▸ YOUR INSTRUCTIONS
Please repeat every entry that follows, keeping each one exactly the same.
[Opening THE RECORDS section]
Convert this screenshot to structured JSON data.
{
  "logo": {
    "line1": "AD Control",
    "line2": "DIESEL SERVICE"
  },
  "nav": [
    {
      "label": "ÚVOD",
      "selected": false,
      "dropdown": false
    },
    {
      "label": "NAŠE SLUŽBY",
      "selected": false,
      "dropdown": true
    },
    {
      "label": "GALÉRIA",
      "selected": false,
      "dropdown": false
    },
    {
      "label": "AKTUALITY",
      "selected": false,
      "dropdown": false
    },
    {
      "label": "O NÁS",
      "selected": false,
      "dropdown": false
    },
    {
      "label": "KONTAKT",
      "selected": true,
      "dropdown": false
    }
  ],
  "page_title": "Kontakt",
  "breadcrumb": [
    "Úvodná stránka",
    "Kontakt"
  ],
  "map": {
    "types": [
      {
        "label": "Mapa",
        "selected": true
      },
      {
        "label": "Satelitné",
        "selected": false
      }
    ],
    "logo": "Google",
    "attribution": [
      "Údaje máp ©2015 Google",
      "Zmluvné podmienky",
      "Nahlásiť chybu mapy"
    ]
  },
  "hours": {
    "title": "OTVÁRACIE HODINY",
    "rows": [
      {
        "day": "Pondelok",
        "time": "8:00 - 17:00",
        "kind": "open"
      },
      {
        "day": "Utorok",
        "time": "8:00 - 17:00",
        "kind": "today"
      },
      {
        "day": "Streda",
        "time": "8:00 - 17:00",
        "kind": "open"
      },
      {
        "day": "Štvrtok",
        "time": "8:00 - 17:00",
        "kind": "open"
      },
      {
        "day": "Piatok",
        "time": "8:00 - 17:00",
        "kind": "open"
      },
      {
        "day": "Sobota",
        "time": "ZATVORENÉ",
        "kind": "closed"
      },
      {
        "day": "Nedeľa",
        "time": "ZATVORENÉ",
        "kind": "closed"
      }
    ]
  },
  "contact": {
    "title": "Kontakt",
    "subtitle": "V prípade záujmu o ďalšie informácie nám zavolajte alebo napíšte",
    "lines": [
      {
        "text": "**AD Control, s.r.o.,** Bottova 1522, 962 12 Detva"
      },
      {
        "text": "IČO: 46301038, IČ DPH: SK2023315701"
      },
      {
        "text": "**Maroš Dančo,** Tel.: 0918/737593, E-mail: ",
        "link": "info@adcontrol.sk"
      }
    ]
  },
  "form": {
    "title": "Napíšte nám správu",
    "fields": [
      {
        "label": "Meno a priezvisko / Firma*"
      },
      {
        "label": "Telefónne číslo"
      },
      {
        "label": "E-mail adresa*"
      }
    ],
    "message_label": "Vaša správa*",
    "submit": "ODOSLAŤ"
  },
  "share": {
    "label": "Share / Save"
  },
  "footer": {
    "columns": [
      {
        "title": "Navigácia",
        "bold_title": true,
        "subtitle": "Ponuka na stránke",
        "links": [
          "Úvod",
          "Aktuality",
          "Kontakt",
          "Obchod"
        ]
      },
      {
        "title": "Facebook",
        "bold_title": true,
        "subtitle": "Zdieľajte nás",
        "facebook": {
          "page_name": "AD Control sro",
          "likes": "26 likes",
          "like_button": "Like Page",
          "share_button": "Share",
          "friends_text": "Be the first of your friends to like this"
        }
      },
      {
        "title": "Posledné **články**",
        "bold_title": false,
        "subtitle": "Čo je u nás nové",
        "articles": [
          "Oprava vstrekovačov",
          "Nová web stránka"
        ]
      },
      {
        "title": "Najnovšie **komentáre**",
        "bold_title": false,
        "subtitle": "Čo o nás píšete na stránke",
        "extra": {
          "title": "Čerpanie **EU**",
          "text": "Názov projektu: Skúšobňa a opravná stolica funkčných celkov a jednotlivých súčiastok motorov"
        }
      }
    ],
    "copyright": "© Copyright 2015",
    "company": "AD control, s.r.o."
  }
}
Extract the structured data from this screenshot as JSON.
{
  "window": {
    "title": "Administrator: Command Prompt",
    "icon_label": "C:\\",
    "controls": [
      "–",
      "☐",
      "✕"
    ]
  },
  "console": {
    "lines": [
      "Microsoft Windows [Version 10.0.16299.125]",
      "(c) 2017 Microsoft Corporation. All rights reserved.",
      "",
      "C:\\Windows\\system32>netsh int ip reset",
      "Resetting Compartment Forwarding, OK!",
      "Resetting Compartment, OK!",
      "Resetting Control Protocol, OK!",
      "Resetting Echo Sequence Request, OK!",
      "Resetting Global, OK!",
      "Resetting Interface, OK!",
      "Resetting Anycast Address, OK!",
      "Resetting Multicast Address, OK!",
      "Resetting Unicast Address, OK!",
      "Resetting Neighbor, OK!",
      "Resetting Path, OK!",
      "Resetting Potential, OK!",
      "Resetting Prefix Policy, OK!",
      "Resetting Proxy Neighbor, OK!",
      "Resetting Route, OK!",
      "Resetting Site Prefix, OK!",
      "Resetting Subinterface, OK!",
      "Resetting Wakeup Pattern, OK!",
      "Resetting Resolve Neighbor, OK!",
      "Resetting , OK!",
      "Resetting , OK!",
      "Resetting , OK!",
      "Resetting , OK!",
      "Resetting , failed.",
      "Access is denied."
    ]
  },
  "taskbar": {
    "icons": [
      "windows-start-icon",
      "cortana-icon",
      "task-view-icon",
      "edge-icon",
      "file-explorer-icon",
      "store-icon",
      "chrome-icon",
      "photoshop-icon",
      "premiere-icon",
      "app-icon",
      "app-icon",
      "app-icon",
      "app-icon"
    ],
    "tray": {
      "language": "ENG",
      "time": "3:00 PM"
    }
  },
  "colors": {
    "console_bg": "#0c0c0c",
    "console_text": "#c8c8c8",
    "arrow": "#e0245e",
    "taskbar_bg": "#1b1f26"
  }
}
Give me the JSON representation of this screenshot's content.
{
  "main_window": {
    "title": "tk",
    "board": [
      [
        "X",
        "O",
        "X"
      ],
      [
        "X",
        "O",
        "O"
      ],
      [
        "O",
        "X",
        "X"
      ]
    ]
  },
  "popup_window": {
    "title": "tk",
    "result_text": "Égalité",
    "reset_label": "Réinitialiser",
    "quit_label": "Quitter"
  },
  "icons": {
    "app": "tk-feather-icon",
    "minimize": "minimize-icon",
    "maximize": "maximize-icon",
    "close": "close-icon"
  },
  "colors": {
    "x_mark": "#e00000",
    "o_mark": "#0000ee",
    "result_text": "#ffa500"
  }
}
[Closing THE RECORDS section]
▸ RESPONSE TO THE EXERCISE
Convert this screenshot to structured JSON data.
{
  "logo": {
    "line1": "AD Control",
    "line2": "DIESEL SERVICE"
  },
  "nav": [
    {
      "label": "ÚVOD",
      "selected": false,
      "dropdown": false
    },
    {
      "label": "NAŠE SLUŽBY",
      "selected": false,
      "dropdown": true
    },
    {
      "label": "GALÉRIA",
      "selected": false,
      "dropdown": false
    },
    {
      "label": "AKTUALITY",
      "selected": false,
      "dropdown": false
    },
    {
      "label": "O NÁS",
      "selected": false,
      "dropdown": false
    },
    {
      "label": "KONTAKT",
      "selected": true,
      "dropdown": false
    }
  ],
  "page_title": "Kontakt",
  "breadcrumb": [
    "Úvodná stránka",
    "Kontakt"
  ],
  "map": {
    "types": [
      {
        "label": "Mapa",
        "selected": true
      },
      {
        "label": "Satelitné",
        "selected": false
      }
    ],
    "logo": "Google",
    "attribution": [
      "Údaje máp ©2015 Google",
      "Zmluvné podmienky",
      "Nahlásiť chybu mapy"
    ]
  },
  "hours": {
    "title": "OTVÁRACIE HODINY",
    "rows": [
      {
        "day": "Pondelok",
        "time": "8:00 - 17:00",
        "kind": "open"
      },
      {
        "day": "Utorok",
        "time": "8:00 - 17:00",
        "kind": "today"
      },
      {
        "day": "Streda",
        "time": "8:00 - 17:00",
        "kind": "open"
      },
      {
        "day": "Štvrtok",
        "time": "8:00 - 17:00",
        "kind": "open"
      },
      {
        "day": "Piatok",
        "time": "8:00 - 17:00",
        "kind": "open"
      },
      {
        "day": "Sobota",
        "time": "ZATVORENÉ",
        "kind": "closed"
      },
      {
        "day": "Nedeľa",
        "time": "ZATVORENÉ",
        "kind": "closed"
      }
    ]
  },
  "contact": {
    "title": "Kontakt",
    "subtitle": "V prípade záujmu o ďalšie informácie nám zavolajte alebo napíšte",
    "lines": [
      {
        "text": "**AD Control, s.r.o.,** Bottova 1522, 962 12 Detva"
      },
      {
        "text": "IČO: 46301038, IČ DPH: SK2023315701"
      },
      {
        "text": "**Maroš Dančo,** Tel.: 0918/737593, E-mail: ",
        "link": "info@adcontrol.sk"
      }
    ]
  },
  "form": {
    "title": "Napíšte nám správu",
    "fields": [
      {
        "label": "Meno a priezvisko / Firma*"
      },
      {
        "label": "Telefónne číslo"
      },
      {
        "label": "E-mail adresa*"
      }
    ],
    "message_label": "Vaša správa*",
    "submit": "ODOSLAŤ"
  },
  "share": {
    "label": "Share / Save"
  },
  "footer": {
    "columns": [
      {
        "title": "Navigácia",
        "bold_title": true,
        "subtitle": "Ponuka na stránke",
        "links": [
          "Úvod",
          "Aktuality",
          "Kontakt",
          "Obchod"
        ]
      },
      {
        "title": "Facebook",
        "bold_title": true,
        "subtitle": "Zdieľajte nás",
        "facebook": {
          "page_name": "AD Control sro",
          "likes": "26 likes",
          "like_button": "Like Page",
          "share_button": "Share",
          "friends_text": "Be the first of your friends to like this"
        }
      },
      {
        "title": "Posledné **články**",
        "bold_title": false,
        "subtitle": "Čo je u nás nové",
        "articles": [
          "Oprava vstrekovačov",
          "Nová web stránka"
        ]
      },
      {
        "title": "Najnovšie **komentáre**",
        "bold_title": false,
        "subtitle": "Čo o nás píšete na stránke",
        "extra": {
          "title": "Čerpanie **EU**",
          "text": "Názov projektu: Skúšobňa a opravná stolica funkčných celkov a jednotlivých súčiastok motorov"
        }
      }
    ],
    "copyright": "© Copyright 2015",
    "company": "AD control, s.r.o."
  }
}
Extract the structured data from this screenshot as JSON.
{
  "window": {
    "title": "Administrator: Command Prompt",
    "icon_label": "C:\\",
    "controls": [
      "–",
      "☐",
      "✕"
    ]
  },
  "console": {
    "lines": [
      "Microsoft Windows [Version 10.0.16299.125]",
      "(c) 2017 Microsoft Corporation. All rights reserved.",
      "",
      "C:\\Windows\\system32>netsh int ip reset",
      "Resetting Compartment Forwarding, OK!",
      "Resetting Compartment, OK!",
      "Resetting Control Protocol, OK!",
      "Resetting Echo Sequence Request, OK!",
      "Resetting Global, OK!",
      "Resetting Interface, OK!",
      "Resetting Anycast Address, OK!",
      "Resetting Multicast Address, OK!",
      "Resetting Unicast Address, OK!",
      "Resetting Neighbor, OK!",
      "Resetting Path, OK!",
      "Resetting Potential, OK!",
      "Resetting Prefix Policy, OK!",
      "Resetting Proxy Neighbor, OK!",
      "Resetting Route, OK!",
      "Resetting Site Prefix, OK!",
      "Resetting Subinterface, OK!",
      "Resetting Wakeup Pattern, OK!",
      "Resetting Resolve Neighbor, OK!",
      "Resetting , OK!",
      "Resetting , OK!",
      "Resetting , OK!",
      "Resetting , OK!",
      "Resetting , failed.",
      "Access is denied."
    ]
  },
  "taskbar": {
    "icons": [
      "windows-start-icon",
      "cortana-icon",
      "task-view-icon",
      "edge-icon",
      "file-explorer-icon",
      "store-icon",
      "chrome-icon",
      "photoshop-icon",
      "premiere-icon",
      "app-icon",
      "app-icon",
      "app-icon",
      "app-icon"
    ],
    "tray": {
      "language": "ENG",
      "time": "3:00 PM"
    }
  },
  "colors": {
    "console_bg": "#0c0c0c",
    "console_text": "#c8c8c8",
    "arrow": "#e0245e",
    "taskbar_bg": "#1b1f26"
  }
}
Give me the JSON representation of this screenshot's content.
{
  "main_window": {
    "title": "tk",
    "board": [
      [
        "X",
        "O",
        "X"
      ],
      [
        "X",
        "O",
        "O"
      ],
      [
        "O",
        "X",
        "X"
      ]
    ]
  },
  "popup_window": {
    "title": "tk",
    "result_text": "Égalité",
    "reset_label": "Réinitialiser",
    "quit_label": "Quitter"
  },
  "icons": {
    "app": "tk-feather-icon",
    "minimize": "minimize-icon",
    "maximize": "maximize-icon",
    "close": "close-icon"
  },
  "colors": {
    "x_mark": "#e00000",
    "o_mark": "#0000ee",
    "result_text": "#ffa500"
  }
}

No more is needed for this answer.